Items from an interface collection:
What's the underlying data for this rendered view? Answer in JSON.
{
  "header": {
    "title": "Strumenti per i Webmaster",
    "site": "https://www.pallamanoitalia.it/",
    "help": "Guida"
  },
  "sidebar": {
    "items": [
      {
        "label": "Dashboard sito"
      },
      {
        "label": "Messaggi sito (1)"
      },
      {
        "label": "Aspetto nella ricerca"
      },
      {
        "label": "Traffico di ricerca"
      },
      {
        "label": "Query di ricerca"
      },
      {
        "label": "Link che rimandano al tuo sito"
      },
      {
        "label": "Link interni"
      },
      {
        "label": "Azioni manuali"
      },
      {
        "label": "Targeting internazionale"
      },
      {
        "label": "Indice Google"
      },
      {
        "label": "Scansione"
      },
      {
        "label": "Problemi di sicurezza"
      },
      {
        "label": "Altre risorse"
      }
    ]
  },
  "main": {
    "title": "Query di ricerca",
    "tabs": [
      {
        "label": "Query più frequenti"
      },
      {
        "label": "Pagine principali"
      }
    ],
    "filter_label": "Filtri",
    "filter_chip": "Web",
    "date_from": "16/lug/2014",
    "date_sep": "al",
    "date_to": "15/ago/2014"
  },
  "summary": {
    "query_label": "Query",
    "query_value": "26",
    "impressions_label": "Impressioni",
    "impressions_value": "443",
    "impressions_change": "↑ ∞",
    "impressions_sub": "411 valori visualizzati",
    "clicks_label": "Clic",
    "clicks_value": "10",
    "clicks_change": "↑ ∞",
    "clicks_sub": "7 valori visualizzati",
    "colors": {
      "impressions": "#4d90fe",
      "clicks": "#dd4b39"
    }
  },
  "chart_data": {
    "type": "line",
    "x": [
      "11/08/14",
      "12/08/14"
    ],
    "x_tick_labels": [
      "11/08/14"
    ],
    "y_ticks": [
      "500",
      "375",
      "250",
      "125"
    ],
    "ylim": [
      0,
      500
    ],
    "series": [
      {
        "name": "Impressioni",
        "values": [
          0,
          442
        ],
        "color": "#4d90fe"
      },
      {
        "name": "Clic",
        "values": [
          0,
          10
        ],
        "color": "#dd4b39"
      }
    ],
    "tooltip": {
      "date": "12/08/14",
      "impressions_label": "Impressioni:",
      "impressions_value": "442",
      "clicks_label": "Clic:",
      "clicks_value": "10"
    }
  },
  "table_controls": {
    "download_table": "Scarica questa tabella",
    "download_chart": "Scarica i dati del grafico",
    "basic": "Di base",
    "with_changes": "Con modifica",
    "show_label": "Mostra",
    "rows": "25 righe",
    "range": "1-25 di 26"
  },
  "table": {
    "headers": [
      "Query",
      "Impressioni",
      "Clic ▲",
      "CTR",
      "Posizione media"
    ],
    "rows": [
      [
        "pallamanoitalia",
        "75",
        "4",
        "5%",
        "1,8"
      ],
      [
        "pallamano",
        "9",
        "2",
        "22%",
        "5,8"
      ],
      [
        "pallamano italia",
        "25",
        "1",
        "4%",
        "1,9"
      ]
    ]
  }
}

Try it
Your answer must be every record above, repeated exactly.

Result of the task
What's the underlying data for this rendered view? Answer in JSON.
{
  "header": {
    "title": "Strumenti per i Webmaster",
    "site": "https://www.pallamanoitalia.it/",
    "help": "Guida"
  },
  "sidebar": {
    "items": [
      {
        "label": "Dashboard sito"
      },
      {
        "label": "Messaggi sito (1)"
      },
      {
        "label": "Aspetto nella ricerca"
      },
      {
        "label": "Traffico di ricerca"
      },
      {
        "label": "Query di ricerca"
      },
      {
        "label": "Link che rimandano al tuo sito"
      },
      {
        "label": "Link interni"
      },
      {
        "label": "Azioni manuali"
      },
      {
        "label": "Targeting internazionale"
      },
      {
        "label": "Indice Google"
      },
      {
        "label": "Scansione"
      },
      {
        "label": "Problemi di sicurezza"
      },
      {
        "label": "Altre risorse"
      }
    ]
  },
  "main": {
    "title": "Query di ricerca",
    "tabs": [
      {
        "label": "Query più frequenti"
      },
      {
        "label": "Pagine principali"
      }
    ],
    "filter_label": "Filtri",
    "filter_chip": "Web",
    "date_from": "16/lug/2014",
    "date_sep": "al",
    "date_to": "15/ago/2014"
  },
  "summary": {
    "query_label": "Query",
    "query_value": "26",
    "impressions_label": "Impressioni",
    "impressions_value": "443",
    "impressions_change": "↑ ∞",
    "impressions_sub": "411 valori visualizzati",
    "clicks_label": "Clic",
    "clicks_value": "10",
    "clicks_change": "↑ ∞",
    "clicks_sub": "7 valori visualizzati",
    "colors": {
      "impressions": "#4d90fe",
      "clicks": "#dd4b39"
    }
  },
  "chart_data": {
    "type": "line",
    "x": [
      "11/08/14",
      "12/08/14"
    ],
    "x_tick_labels": [
      "11/08/14"
    ],
    "y_ticks": [
      "500",
      "375",
      "250",
      "125"
    ],
    "ylim": [
      0,
      500
    ],
    "series": [
      {
        "name": "Impressioni",
        "values": [
          0,
          442
        ],
        "color": "#4d90fe"
      },
      {
        "name": "Clic",
        "values": [
          0,
          10
        ],
        "color": "#dd4b39"
      }
    ],
    "tooltip": {
      "date": "12/08/14",
      "impressions_label": "Impressioni:",
      "impressions_value": "442",
      "clicks_label": "Clic:",
      "clicks_value": "10"
    }
  },
  "table_controls": {
    "download_table": "Scarica questa tabella",
    "download_chart": "Scarica i dati del grafico",
    "basic": "Di base",
    "with_changes": "Con modifica",
    "show_label": "Mostra",
    "rows": "25 righe",
    "range": "1-25 di 26"
  },
  "table": {
    "headers": [
      "Query",
      "Impressioni",
      "Clic ▲",
      "CTR",
      "Posizione media"
    ],
    "rows": [
      [
        "pallamanoitalia",
        "75",
        "4",
        "5%",
        "1,8"
      ],
      [
        "pallamano",
        "9",
        "2",
        "22%",
        "5,8"
      ],
      [
        "pallamano italia",
        "25",
        "1",
        "4%",
        "1,9"
      ]
    ]
  }
}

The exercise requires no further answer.